## Your instructions
Where the word "icon" shows up in a line below, that line is counted. State how many lines are counted, without any other words.

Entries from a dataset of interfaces

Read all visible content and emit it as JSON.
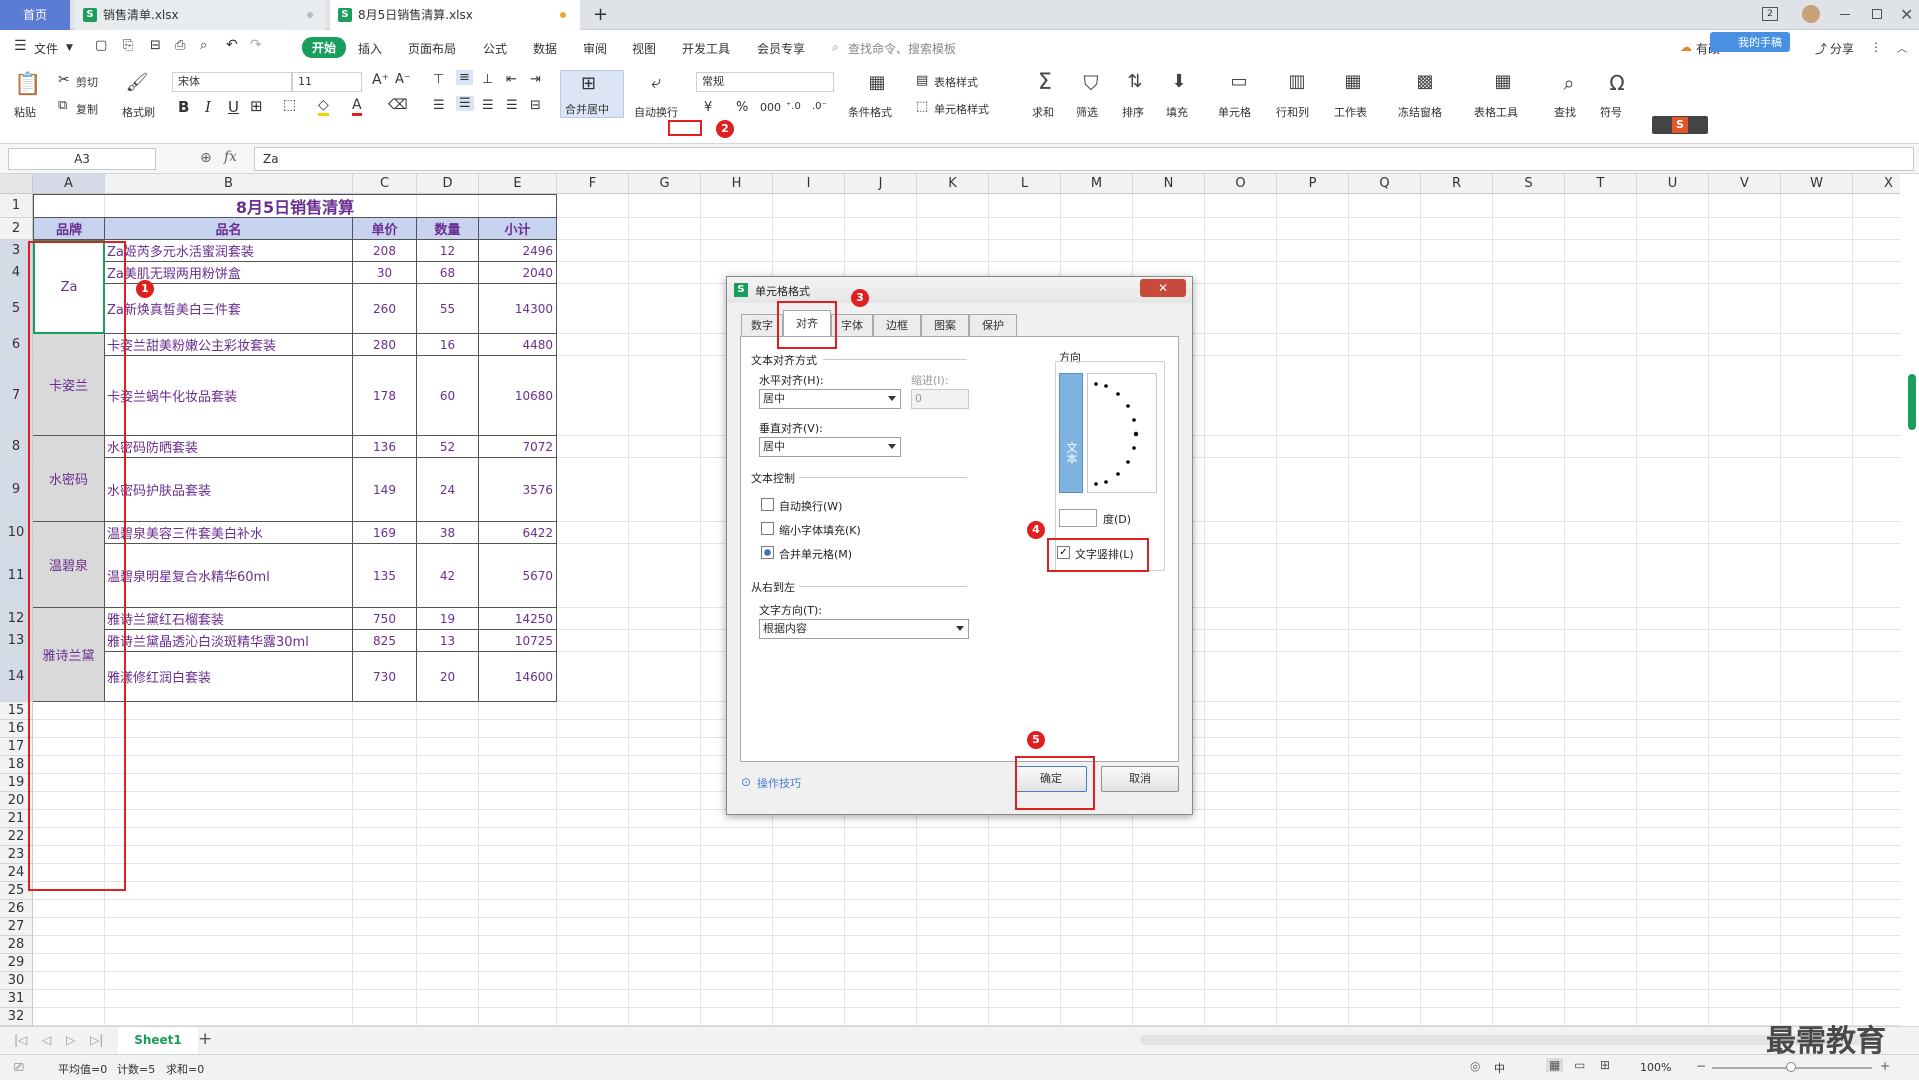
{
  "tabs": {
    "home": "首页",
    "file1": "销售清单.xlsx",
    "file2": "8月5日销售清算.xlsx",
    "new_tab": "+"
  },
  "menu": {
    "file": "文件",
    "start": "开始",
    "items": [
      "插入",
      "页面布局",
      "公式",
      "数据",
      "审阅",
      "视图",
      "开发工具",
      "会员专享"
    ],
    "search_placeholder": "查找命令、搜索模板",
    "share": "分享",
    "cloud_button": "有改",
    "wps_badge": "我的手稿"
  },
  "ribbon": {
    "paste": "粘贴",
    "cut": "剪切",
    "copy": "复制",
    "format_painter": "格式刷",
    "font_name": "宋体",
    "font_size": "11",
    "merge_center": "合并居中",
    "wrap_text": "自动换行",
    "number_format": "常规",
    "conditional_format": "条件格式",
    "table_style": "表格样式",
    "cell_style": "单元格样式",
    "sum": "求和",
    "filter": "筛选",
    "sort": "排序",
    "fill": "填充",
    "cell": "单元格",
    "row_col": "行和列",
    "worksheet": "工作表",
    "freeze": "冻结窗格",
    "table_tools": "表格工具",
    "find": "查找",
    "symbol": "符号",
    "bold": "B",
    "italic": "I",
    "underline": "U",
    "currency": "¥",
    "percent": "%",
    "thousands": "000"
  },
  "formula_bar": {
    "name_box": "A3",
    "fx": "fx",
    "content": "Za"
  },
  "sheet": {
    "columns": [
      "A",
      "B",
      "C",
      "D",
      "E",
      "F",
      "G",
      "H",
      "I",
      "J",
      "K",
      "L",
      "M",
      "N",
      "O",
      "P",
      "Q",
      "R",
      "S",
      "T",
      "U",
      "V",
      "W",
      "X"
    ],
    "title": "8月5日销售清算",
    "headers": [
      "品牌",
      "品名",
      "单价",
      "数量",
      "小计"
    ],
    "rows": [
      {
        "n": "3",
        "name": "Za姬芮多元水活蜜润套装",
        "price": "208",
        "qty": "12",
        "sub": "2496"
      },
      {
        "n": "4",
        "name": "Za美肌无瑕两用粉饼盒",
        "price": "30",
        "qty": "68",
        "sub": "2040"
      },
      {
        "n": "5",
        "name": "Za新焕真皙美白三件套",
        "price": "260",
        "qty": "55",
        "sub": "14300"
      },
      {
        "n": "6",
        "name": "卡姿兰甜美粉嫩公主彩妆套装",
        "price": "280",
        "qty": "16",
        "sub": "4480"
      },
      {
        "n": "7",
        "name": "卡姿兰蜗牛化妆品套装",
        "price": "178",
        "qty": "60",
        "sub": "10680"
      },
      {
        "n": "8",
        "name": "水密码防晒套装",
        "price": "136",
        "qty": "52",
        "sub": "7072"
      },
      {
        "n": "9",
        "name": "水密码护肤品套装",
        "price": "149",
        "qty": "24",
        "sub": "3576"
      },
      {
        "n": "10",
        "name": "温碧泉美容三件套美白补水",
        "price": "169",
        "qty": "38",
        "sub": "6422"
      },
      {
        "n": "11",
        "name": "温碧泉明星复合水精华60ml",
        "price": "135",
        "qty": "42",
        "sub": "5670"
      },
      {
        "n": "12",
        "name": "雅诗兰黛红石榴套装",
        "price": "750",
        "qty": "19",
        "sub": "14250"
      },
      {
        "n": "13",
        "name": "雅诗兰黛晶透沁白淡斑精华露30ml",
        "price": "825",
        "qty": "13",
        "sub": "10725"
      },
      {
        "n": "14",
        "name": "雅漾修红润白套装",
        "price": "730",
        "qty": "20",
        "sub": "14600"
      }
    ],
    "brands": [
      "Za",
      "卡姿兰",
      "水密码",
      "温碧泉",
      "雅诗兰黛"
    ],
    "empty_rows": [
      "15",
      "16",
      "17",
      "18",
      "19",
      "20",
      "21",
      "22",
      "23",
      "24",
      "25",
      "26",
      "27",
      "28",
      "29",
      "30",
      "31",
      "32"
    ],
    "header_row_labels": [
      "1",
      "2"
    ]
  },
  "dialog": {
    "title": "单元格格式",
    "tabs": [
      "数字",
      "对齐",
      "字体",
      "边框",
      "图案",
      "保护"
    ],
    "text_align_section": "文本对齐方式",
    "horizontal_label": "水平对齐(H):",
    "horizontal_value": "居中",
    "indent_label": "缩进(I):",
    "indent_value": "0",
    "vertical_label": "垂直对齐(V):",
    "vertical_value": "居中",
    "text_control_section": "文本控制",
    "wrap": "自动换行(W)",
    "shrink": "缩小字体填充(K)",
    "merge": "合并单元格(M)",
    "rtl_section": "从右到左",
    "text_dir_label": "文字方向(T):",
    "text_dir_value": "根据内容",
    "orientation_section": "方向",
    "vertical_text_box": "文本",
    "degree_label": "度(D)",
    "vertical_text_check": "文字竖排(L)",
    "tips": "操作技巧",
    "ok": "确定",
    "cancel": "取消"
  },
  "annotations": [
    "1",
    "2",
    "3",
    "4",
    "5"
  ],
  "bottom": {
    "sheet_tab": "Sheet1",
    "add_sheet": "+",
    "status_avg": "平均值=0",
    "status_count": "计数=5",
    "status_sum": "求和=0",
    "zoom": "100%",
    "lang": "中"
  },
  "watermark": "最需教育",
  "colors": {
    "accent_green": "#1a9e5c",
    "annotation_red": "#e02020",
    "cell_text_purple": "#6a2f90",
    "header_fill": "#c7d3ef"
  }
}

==

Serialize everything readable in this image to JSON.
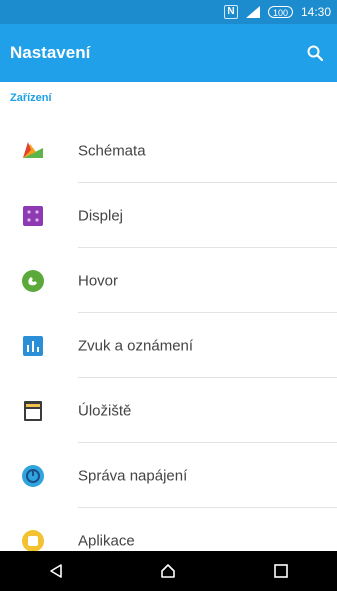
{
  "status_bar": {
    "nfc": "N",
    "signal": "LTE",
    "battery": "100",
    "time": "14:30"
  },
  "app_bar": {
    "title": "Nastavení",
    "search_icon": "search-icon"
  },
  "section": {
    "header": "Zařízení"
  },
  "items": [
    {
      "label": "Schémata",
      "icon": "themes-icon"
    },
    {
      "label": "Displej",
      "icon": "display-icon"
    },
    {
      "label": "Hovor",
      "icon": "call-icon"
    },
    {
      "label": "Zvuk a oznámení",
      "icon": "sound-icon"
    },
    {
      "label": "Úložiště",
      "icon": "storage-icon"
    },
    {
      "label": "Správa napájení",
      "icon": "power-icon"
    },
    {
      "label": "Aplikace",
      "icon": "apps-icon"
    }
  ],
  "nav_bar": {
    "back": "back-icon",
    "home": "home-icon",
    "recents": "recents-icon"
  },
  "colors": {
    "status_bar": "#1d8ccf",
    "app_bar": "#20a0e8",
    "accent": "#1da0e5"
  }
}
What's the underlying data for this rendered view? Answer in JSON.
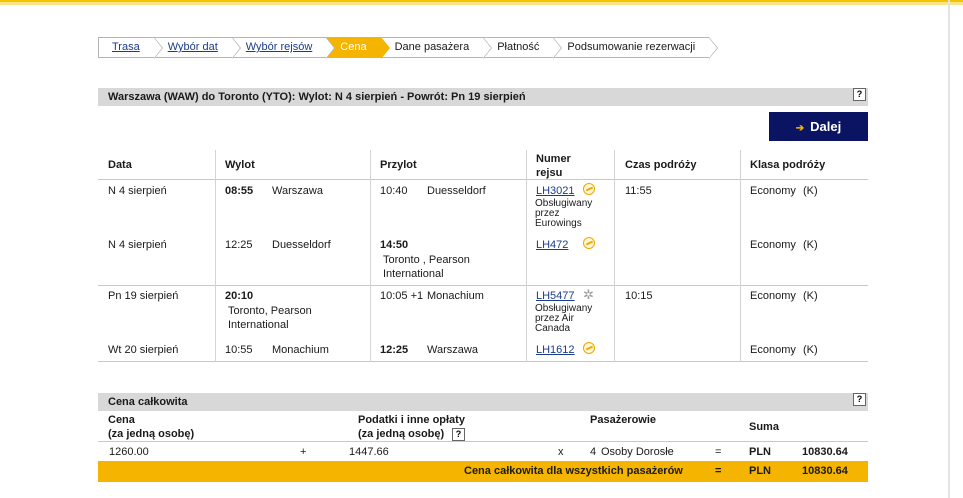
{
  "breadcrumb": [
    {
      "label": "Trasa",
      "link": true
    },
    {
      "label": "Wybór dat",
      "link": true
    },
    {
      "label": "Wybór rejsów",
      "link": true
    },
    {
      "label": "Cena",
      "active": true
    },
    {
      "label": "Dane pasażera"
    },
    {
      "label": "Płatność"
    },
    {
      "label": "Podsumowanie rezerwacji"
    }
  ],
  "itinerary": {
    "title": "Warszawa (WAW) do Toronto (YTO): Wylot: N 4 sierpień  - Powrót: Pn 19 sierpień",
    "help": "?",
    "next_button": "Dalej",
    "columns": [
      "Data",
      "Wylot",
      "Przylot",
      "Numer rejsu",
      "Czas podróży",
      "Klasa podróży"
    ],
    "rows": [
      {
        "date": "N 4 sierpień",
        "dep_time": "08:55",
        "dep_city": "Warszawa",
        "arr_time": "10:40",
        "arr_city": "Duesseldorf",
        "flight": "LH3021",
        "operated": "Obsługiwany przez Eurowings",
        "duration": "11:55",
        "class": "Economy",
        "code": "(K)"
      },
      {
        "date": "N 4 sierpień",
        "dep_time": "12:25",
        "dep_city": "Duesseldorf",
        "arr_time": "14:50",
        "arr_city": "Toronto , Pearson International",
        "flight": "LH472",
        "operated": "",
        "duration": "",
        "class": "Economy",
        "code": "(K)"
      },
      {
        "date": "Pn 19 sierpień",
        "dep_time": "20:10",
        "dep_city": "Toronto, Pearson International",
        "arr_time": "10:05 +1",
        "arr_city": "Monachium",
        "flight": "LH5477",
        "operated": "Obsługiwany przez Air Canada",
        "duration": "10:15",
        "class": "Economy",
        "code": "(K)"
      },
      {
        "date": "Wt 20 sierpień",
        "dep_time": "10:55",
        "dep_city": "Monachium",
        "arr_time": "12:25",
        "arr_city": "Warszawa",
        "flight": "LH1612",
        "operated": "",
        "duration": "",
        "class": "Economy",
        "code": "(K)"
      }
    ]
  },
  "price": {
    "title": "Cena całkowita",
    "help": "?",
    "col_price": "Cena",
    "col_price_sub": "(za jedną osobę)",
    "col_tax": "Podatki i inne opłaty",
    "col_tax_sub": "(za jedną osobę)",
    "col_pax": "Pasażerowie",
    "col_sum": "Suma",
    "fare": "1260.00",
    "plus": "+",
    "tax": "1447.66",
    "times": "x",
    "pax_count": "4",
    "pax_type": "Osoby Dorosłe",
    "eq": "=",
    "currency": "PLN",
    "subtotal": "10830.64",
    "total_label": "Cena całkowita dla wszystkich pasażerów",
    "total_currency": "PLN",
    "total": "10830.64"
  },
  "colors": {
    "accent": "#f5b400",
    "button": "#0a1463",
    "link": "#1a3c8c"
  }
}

## Output of the exercise
11